Diane, Thank you so much for your kind words and from dropping by! I must say I can’t wait for you to try this pesto either… You’ll have to let me know how you liked it. Cheers!
Great tip, I’m going to try this! Thanks for sharing.
Suzette, thank you… I think you’ll love this pesto!
The recent adjustment I made to my basil pesto recipe is to pound the hell out of it in a pestle and mortar instead of using a whizzer. It comes out much darker in colour (which I think looks very nice) and tastes, to my mind, nicer. You also end up with little bits of broken leaves throughout the pasta which make it look a bit more ‘authentic’ (for want of a better word!).
It’s quite amazing how such a simple thing can be made in so many different ways. Thanks for your idea.
Oliver, this is the way pesto has always been made… before “whizzers” were invented!
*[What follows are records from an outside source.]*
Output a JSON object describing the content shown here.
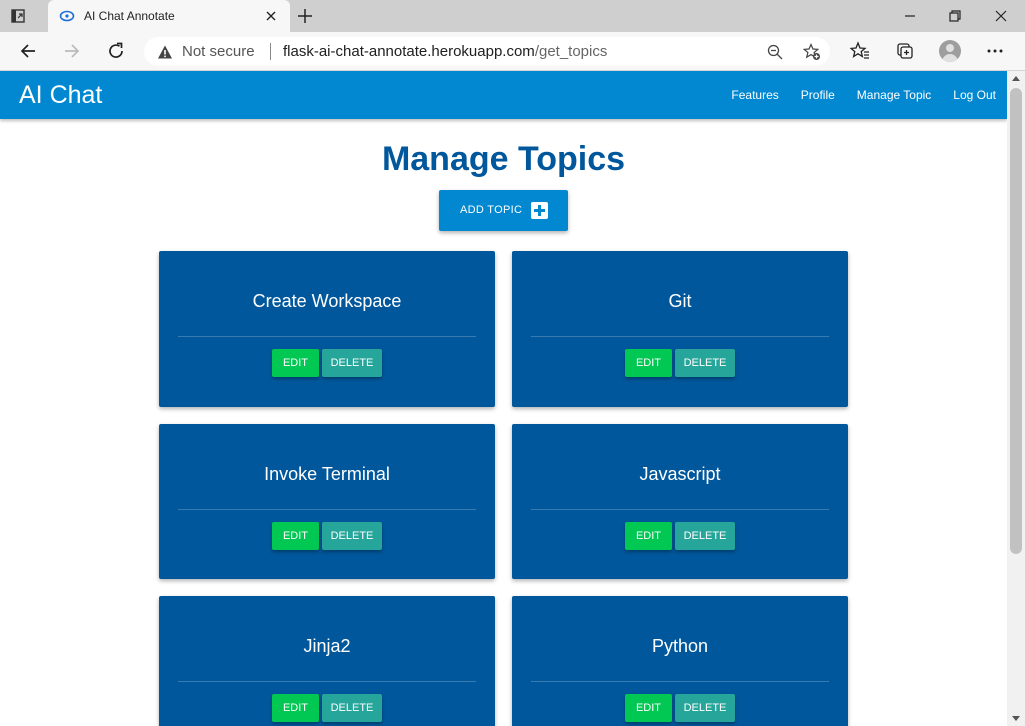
{
  "browser": {
    "tab_title": "AI Chat Annotate",
    "security_label": "Not secure",
    "url_host": "flask-ai-chat-annotate.herokuapp.com",
    "url_path": "/get_topics"
  },
  "app": {
    "brand": "AI Chat",
    "nav": [
      "Features",
      "Profile",
      "Manage Topic",
      "Log Out"
    ]
  },
  "page": {
    "heading": "Manage Topics",
    "add_button_label": "ADD TOPIC",
    "edit_label": "EDIT",
    "delete_label": "DELETE",
    "topics": [
      "Create Workspace",
      "Git",
      "Invoke Terminal",
      "Javascript",
      "Jinja2",
      "Python"
    ]
  },
  "colors": {
    "navbar": "#0288d1",
    "card": "#01579b",
    "edit_button": "#00c853",
    "delete_button": "#26a69a"
  }
}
You might want to try your method with the blanched basil, as I suggest here. Cheers!